Filter the entries, keeping every line with the string "Create".

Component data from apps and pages
----
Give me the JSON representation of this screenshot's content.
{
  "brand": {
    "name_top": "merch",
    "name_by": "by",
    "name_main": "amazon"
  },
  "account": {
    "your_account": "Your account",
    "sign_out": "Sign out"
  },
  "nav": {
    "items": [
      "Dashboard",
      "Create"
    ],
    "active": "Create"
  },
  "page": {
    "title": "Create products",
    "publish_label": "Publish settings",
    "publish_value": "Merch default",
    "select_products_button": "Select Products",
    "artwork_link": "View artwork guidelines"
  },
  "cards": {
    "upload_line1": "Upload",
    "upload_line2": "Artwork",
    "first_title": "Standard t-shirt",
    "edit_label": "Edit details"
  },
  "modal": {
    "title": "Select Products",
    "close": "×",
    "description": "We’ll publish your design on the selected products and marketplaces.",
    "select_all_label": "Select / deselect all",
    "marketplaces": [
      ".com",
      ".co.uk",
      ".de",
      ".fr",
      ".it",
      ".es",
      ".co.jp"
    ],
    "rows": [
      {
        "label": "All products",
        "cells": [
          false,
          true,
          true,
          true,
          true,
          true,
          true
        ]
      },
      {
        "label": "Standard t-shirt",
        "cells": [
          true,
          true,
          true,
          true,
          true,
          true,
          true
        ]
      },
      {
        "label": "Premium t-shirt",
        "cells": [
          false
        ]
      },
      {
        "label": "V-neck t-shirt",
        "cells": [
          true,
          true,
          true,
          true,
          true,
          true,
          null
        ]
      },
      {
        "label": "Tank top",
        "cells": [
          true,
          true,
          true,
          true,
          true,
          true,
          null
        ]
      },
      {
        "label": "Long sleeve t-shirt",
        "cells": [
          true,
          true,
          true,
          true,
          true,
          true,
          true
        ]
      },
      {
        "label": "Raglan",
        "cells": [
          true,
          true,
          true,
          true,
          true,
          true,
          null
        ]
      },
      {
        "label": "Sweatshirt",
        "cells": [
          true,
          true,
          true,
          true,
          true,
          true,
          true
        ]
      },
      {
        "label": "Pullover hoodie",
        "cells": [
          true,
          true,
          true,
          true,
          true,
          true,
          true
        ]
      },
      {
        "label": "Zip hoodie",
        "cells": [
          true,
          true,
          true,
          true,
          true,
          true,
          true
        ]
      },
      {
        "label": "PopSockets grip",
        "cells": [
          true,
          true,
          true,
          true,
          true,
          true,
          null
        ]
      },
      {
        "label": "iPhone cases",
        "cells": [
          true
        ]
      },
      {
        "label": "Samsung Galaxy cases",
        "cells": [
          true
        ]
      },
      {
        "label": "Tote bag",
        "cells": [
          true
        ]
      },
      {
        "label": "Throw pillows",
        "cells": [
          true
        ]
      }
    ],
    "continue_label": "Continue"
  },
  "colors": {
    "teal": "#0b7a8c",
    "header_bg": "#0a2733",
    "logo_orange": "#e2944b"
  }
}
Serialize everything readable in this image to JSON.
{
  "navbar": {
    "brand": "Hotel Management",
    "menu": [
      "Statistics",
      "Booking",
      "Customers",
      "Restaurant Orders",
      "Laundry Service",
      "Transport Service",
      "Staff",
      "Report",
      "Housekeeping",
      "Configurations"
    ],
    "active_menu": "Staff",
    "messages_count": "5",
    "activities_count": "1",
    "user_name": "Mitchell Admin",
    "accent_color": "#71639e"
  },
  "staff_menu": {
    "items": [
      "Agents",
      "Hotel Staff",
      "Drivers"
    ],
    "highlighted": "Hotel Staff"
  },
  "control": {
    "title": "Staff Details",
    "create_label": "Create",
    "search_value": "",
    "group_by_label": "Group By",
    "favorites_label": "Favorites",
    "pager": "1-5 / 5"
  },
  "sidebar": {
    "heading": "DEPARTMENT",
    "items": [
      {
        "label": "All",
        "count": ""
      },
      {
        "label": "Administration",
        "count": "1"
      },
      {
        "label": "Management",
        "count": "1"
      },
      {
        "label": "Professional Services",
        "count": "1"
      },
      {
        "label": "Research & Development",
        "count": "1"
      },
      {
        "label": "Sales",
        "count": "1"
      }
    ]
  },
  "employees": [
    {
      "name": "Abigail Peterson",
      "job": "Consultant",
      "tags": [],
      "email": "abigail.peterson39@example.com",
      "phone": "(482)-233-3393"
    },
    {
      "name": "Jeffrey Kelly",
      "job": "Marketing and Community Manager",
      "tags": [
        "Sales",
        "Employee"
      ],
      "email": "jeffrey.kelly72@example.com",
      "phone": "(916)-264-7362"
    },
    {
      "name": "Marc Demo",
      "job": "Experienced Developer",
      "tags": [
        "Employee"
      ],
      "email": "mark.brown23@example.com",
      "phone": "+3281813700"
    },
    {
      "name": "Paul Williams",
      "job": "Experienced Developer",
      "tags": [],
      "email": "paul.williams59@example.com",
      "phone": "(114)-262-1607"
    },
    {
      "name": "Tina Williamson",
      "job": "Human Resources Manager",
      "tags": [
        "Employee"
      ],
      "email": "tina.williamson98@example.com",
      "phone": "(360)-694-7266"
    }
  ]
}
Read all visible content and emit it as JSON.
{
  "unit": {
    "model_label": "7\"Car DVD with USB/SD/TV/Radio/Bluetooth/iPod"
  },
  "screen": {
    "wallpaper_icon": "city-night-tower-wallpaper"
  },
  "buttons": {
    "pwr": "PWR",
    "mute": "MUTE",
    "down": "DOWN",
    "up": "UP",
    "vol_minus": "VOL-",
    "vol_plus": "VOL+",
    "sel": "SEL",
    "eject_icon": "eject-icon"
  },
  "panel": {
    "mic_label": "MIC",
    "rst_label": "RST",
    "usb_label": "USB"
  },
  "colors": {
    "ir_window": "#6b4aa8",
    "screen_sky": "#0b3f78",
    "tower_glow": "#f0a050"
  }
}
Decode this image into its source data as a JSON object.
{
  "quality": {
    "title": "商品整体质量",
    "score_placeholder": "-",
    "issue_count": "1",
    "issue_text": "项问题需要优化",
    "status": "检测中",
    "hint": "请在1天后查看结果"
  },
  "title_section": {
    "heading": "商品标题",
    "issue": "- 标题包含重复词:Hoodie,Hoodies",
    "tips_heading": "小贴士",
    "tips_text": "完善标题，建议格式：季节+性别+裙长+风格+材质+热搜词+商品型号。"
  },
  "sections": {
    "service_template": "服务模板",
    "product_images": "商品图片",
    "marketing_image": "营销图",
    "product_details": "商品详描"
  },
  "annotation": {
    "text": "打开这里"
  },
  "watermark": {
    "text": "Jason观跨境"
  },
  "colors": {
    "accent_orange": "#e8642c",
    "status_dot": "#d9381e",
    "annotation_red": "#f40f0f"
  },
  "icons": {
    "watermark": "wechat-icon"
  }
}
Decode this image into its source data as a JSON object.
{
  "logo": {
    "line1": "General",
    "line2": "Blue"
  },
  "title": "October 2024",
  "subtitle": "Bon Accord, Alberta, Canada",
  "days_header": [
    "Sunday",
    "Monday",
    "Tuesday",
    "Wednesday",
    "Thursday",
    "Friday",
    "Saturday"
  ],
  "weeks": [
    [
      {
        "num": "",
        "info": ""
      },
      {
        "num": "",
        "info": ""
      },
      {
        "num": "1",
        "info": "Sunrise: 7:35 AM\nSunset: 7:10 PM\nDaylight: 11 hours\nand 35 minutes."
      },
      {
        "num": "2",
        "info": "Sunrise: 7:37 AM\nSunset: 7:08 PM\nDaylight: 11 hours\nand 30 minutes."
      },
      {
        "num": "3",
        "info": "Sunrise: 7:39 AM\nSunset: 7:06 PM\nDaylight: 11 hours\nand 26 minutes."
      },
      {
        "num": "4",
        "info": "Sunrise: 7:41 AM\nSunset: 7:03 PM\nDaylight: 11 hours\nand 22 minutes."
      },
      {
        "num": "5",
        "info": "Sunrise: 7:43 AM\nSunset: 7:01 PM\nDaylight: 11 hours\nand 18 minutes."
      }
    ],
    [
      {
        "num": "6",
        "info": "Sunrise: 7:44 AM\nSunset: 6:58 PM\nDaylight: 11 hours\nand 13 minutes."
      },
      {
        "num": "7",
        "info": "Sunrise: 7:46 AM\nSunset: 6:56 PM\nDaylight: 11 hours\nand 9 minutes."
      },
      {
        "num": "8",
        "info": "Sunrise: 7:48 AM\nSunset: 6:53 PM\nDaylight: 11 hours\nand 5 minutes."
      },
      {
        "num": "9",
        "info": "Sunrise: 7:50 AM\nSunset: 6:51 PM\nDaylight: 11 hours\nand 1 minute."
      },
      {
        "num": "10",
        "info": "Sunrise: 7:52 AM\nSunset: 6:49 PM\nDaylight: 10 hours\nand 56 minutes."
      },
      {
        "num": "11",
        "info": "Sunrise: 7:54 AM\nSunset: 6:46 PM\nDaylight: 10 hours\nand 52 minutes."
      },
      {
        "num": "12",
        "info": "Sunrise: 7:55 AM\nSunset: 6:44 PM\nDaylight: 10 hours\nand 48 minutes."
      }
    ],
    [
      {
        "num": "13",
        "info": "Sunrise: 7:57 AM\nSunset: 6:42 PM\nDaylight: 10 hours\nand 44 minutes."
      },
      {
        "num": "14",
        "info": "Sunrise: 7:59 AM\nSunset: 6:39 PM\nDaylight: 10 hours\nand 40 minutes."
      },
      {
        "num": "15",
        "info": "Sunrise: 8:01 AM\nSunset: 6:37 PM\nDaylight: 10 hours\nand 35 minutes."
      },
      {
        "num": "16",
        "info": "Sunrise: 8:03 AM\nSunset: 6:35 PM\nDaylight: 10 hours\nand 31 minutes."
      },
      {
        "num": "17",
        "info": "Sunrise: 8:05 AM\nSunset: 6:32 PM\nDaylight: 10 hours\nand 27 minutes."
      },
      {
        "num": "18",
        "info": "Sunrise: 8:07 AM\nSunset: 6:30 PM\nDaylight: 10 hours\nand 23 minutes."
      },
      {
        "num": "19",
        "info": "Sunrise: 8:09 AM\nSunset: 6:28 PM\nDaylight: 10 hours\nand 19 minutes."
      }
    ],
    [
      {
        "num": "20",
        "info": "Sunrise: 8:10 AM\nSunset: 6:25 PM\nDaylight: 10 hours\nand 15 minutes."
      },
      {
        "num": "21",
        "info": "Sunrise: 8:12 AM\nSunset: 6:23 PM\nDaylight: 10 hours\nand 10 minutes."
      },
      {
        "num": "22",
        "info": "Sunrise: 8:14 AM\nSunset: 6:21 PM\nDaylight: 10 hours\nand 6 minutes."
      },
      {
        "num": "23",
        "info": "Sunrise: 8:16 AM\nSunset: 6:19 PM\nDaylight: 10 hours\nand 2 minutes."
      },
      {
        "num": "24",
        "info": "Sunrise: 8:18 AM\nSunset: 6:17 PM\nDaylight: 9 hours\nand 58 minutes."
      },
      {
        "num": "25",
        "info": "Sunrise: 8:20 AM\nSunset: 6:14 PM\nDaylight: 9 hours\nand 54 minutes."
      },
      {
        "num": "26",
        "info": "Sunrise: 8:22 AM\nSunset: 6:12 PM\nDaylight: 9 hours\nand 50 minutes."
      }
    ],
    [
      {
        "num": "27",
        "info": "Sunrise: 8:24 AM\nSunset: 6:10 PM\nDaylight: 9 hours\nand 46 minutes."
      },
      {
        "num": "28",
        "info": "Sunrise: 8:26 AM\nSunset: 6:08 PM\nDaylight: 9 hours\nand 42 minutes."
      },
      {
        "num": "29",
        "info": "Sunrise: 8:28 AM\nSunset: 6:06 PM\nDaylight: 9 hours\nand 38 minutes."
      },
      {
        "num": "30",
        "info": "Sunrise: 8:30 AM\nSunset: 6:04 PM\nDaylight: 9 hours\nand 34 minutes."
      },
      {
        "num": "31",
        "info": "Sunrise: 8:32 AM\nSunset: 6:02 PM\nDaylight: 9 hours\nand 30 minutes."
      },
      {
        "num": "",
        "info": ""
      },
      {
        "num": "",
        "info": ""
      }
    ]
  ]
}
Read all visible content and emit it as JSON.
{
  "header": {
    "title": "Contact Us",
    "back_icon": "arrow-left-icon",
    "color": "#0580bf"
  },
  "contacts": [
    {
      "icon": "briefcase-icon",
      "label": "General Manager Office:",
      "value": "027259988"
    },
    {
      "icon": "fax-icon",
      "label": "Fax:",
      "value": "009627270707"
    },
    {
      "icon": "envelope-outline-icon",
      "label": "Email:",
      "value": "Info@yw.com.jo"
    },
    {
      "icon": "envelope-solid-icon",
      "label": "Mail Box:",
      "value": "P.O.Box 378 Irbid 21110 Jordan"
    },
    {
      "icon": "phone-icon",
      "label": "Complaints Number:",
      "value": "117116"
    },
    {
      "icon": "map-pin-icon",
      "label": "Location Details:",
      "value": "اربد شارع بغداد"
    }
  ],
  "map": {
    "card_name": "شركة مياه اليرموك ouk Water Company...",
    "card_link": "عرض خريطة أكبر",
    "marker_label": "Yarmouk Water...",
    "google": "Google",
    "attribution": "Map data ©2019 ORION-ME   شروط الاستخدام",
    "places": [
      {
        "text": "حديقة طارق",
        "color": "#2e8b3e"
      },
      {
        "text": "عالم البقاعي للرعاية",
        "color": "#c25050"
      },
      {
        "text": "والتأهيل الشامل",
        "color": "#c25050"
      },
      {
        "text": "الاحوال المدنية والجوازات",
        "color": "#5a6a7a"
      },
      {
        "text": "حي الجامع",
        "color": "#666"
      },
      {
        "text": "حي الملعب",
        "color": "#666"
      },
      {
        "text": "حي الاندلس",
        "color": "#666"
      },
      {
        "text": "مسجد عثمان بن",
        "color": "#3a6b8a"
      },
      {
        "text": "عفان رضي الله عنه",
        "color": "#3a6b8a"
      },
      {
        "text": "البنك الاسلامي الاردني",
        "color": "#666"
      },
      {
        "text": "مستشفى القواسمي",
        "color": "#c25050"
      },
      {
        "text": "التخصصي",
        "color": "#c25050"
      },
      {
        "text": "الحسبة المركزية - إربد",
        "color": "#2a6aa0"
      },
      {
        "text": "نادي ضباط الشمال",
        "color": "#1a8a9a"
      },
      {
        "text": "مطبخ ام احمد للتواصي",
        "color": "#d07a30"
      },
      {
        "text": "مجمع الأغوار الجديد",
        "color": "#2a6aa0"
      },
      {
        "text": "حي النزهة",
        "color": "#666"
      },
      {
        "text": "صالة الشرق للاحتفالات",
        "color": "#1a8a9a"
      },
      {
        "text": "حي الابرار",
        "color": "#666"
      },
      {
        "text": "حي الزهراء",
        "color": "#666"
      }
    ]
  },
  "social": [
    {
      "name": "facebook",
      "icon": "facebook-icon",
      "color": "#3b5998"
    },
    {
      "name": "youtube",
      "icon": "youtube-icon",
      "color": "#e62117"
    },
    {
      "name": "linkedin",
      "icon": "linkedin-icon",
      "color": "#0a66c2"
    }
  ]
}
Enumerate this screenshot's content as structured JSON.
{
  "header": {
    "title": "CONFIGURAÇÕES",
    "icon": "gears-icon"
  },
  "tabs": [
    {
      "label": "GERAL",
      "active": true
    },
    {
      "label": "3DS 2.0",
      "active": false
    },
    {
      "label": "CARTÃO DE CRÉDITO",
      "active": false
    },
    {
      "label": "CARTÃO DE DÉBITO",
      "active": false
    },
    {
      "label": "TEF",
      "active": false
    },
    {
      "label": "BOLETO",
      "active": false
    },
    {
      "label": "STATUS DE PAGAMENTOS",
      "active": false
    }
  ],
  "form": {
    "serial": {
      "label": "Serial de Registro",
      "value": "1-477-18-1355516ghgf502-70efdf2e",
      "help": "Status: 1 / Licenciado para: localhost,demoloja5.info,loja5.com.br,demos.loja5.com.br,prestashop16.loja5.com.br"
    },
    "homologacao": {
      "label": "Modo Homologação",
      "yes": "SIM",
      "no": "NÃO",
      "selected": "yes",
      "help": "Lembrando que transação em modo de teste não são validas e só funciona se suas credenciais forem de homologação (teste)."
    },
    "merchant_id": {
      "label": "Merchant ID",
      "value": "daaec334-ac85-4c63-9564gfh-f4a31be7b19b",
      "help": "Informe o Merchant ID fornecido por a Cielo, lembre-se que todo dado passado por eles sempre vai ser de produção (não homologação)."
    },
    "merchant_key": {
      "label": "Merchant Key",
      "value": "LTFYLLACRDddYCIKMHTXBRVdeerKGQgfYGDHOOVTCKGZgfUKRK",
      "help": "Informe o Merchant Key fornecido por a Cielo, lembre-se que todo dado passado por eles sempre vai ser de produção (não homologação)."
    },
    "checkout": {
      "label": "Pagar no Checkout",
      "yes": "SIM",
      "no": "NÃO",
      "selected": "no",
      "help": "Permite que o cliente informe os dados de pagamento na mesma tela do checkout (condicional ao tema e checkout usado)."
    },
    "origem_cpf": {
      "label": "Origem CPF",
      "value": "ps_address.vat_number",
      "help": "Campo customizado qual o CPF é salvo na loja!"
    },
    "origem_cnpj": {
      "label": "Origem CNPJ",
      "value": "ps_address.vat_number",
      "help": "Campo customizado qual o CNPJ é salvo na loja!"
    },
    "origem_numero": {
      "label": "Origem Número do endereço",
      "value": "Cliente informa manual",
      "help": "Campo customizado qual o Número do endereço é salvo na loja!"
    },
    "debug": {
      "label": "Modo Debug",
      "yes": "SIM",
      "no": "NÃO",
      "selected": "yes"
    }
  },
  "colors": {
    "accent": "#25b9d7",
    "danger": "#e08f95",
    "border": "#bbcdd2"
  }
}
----
■ Problem solution ■
      "Create"
    "active": "Create"
    "title": "Create products",
    "create_label": "Create",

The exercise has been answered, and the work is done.